So it was in this rather , now that I think of it, boring routine I lived my life until once a year every Kenyan, country or city mouse, came out of their homes to literally eat dust, to watch the East African Safari Rally. This was an iconic route; it passed my home through the escarpment to Nairobi. Our local hero Shekha Mehta, won a record 5 rallies and was a force to reckon with. All I knew was Shekha Mehta, I swore to drive a stick shift like he did, be the first woman to join the rally. But the closest we kids could do was create motor vehicles made of wires, complete with tyres made of cut out slippers and race them . This led to the development of play from the mud pits to pushing creatively produced car toys made of wires and have our own rally. For the clueless like me who were utterly hopeless at shop , we stole our parents spare wheel tyres and pushed them alongside our innovative pals and triumphantly raced in our rally. And prayed we were not caught by the said exasperated parents ….sigh… good times.
Suffice to say, today, I cannot drive a stick shift and I am still rubbish at shop is an understatement and thank God for technology and automatic driving.
What does this have to do with the Naivasha Relay? Well, this was the East Africa Safari Rally route. Never in my life would I have dreamed of using this route as an adult and use it as part of a sport beyond watching the rally and eat lots of dust, as it is truly a dusty route.
The run started from Nairobi and systematically went on through 17 stages which had up to 6.6 kms in each stage to Naivasha. The run promptly started at 7am and by the time I was getting to my stage (stage 9), it was high noon and apparently the most dusty route. Though the shortest, I must say I loved the banter amongst the running groups, with continuous encouragement, that this is fun (which it was), and that it was not a competition (yeah right…) and just simply enjoy the run ( which we did). As we ran through this route all that could go through my head was, my hero drove on this road and what a beautiful view.
By 6:30pm we were done with the run , which, ended at Hells Gate. Everyone was exhilarated, vehicles were blaring with music and people were dancing celebrating their personal success. Despite the fact we won, the group that made the greatest impression on me were the children from the Swedish School, who, ran with such enthusiasm and in one of the stages they were leading just after the elite runners and I was absolutely proud of them.

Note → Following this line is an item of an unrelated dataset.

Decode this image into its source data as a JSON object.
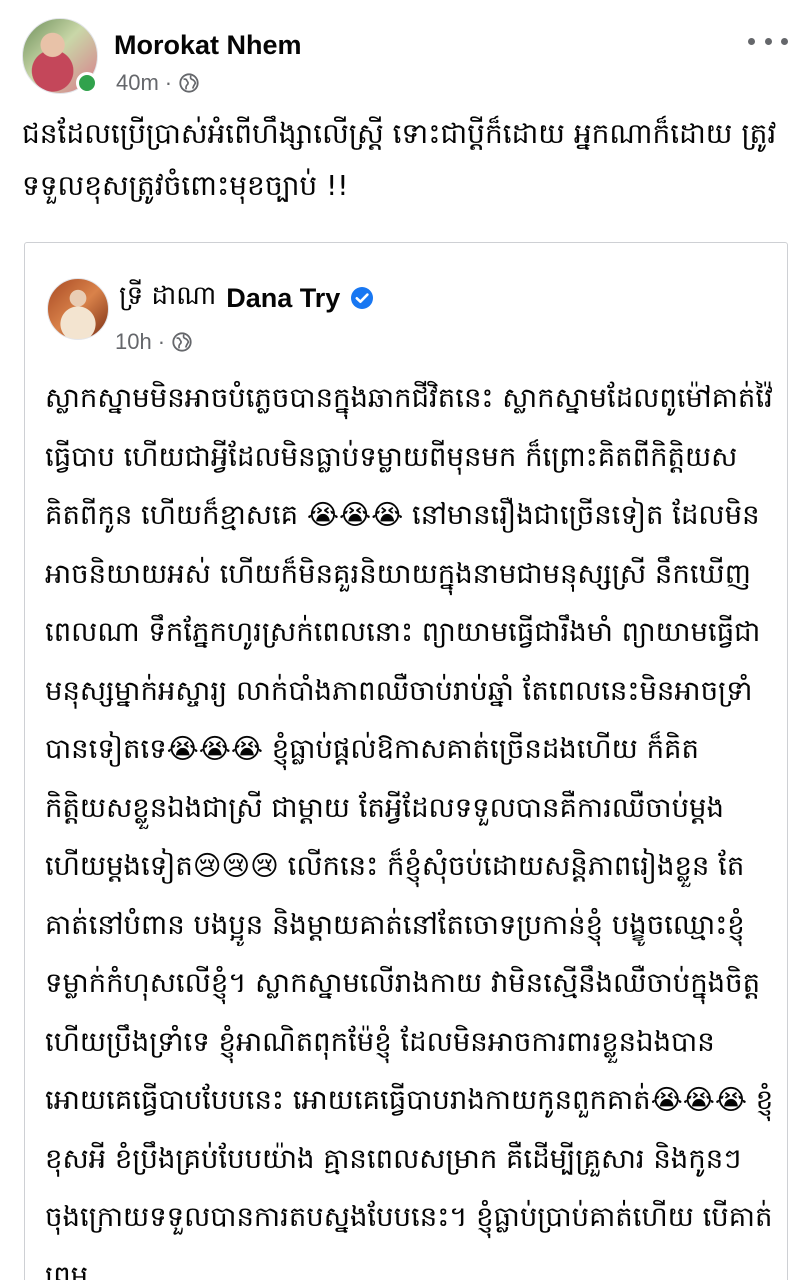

In my opinion they were the true winners, that early enthusiasm in sports should be encouraged among children, bearing in mind the 21st Century children consider sport as a game console and a screen.
I will definitely do this run again and now Chairman, I know what it takes to be Captain and I say, “bring it on!”